I remember a time when I would come home and wonder if someone had called me. The wondering was fun, exciting. I could daydream about what the conversation would have been like if I had been home to answer the phone. Maybe he called a hundred times. Maybe just once. He could have without any embarrassment because I wouldn’t have known any better. Those were the days before caller ID.
Not so much today. We know exactly how many times someone has called because we check the caller ID. We know the exact times. We know if they left a message. We know everything. But where is the wonder? Where is the excitement in knowing?
We live in a time of instant gratification. We want everything and we want it now. People don’t chat in the checkout line because the customers stomp their feet in protest of having to wait. Get more people behind the registers! Stat!
How many times have we called someone’s home only to roll our eyes when they don’t answer? How could they not be there? We immediately call their cell phones. Still no answer? Send them a text message. Find out if they’re on Facebook. Where could they be? It’s been a whole three minutes!
Writing is the same way nowadays. We want our stories published and we want it done today. What happened to the times when we waited it out? When we waited for our stories to reach a standard that deserved to be published?
I’m just as guilty as the next person. I want my stories published, and I want those books on the shelves immediately. But am I truly ready? Granted, I have only sent out one query in the last year, but I still expect someone to arrive on my doorstep with a gigantic check, roses and champagne, telling me that my books are the best out there.
I love to write. I love to create stories in my mind and see them on paper or the computer screen. I love my characters, and they become real to me. But, I gyp them. I create them and love them and wish the best for them, and then I send them on their merry way, far away from me. I certainly don’t like to fix their problems. I don’t like to see the holes in the story. Let’s face it. I don’t like to revise.
Some masochists out there love to get down and dirty and completely restructure their stories. Some decide to even switch the POV or even move from a first person narrative to the third person. I can’t stand these people.
I’m only partly joking. Those are the people who stick with their story and see their characters through their problems together. I’m jealous. That’s the simple truth.

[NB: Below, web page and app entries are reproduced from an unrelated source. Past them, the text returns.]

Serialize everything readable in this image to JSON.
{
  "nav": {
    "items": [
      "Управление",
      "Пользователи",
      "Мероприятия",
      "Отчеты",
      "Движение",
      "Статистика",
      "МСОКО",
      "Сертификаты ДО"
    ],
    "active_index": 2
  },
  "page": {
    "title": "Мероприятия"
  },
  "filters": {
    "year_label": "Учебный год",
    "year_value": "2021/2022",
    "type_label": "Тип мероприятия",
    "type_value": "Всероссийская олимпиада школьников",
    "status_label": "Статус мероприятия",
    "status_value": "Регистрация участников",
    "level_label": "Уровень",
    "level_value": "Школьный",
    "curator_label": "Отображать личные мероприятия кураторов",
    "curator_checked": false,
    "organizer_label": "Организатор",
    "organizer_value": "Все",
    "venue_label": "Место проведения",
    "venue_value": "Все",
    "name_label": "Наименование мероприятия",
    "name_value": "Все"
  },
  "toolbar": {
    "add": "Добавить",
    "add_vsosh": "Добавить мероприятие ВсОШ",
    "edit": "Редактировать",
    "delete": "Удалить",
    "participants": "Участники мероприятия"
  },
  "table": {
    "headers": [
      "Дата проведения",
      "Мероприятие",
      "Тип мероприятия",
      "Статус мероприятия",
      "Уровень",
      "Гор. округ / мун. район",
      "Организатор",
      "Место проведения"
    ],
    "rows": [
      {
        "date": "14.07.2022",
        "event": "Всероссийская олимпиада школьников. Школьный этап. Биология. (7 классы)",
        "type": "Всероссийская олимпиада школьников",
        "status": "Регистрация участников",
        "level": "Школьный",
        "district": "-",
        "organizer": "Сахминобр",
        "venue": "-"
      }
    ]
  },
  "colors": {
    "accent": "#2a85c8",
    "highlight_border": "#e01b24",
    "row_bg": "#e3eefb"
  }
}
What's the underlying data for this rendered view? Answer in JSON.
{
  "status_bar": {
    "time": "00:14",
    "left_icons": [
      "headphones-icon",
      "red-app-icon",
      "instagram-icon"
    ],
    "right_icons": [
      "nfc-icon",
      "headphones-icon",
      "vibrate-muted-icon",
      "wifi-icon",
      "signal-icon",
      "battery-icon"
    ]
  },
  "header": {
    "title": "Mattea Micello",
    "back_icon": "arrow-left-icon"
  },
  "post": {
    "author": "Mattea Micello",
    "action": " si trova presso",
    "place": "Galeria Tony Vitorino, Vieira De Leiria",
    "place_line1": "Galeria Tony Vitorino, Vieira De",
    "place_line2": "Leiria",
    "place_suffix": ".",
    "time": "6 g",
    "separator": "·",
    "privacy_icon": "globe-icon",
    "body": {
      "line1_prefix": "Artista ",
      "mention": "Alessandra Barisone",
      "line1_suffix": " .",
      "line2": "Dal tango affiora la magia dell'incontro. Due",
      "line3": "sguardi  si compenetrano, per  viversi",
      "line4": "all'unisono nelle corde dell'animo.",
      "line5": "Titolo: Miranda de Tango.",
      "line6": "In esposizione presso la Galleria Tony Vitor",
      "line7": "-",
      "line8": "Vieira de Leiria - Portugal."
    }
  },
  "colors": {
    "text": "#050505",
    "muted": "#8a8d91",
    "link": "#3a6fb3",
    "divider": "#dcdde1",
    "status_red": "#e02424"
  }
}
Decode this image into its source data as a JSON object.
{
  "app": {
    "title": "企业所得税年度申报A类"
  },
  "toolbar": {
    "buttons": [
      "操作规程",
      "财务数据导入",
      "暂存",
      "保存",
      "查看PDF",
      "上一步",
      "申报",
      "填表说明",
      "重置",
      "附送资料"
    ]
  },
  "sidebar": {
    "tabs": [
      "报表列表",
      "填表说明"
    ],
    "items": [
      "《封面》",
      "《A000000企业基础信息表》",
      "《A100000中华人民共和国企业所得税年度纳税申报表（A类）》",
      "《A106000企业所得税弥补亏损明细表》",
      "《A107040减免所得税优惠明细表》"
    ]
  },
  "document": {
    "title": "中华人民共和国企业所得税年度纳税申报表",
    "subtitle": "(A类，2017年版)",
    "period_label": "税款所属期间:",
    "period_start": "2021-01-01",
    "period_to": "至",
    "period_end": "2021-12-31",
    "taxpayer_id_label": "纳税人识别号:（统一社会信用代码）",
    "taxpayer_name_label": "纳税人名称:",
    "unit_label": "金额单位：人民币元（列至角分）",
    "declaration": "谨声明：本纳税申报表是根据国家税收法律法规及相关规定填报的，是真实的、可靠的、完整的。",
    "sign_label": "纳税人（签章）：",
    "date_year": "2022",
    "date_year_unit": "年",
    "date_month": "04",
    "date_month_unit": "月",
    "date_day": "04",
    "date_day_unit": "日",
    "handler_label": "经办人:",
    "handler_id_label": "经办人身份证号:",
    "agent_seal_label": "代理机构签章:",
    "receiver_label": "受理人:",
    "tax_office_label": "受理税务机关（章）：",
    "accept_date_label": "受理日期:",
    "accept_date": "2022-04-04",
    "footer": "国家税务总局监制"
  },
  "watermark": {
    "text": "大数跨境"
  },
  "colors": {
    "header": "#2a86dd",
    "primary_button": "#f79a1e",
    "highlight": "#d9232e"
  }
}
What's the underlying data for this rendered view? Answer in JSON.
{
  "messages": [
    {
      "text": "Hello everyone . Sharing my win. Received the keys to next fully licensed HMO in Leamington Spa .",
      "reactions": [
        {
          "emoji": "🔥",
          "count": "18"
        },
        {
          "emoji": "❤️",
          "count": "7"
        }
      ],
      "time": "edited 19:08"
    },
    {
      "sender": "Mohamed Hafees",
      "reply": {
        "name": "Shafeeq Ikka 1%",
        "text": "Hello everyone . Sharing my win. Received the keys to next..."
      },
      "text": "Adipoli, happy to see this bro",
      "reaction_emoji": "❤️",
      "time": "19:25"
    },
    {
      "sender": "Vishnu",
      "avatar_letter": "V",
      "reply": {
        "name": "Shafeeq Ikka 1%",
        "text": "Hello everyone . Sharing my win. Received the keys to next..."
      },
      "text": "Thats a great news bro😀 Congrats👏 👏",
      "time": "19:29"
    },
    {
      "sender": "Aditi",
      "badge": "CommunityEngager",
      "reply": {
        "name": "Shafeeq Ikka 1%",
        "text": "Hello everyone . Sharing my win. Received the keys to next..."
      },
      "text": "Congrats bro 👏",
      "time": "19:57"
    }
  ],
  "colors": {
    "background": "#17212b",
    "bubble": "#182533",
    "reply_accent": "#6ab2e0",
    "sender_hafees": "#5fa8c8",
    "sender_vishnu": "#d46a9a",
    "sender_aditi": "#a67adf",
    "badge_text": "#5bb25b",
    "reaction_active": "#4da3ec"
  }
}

Part of the problem is wanting to get published right away. And so I give up on the book I just finished and start another one because it’s much easier for me to create new characters and fresh problems than to fix the ones in unrevised books.
Because we want everything immediately. We want things to be easy. Life shouldn’t be hard. It shouldn’t be complicated. But isn’t making it to the goal more exciting when we hurdle the obstacles?
It’s sad, really. How much are we missing in a world where we have everything at our fingertips? There’s no time to relax. There’s no time to appreciate life and the world around us because we’re too busy texting someone who hasn’t bothered to call us back after two minutes. We’re too busy complaining about standing in line with three other people to appreciate getting to know a stranger. Maybe that stranger would have become a friend in another time. A less hectic time. A time where we might have been content to wait together.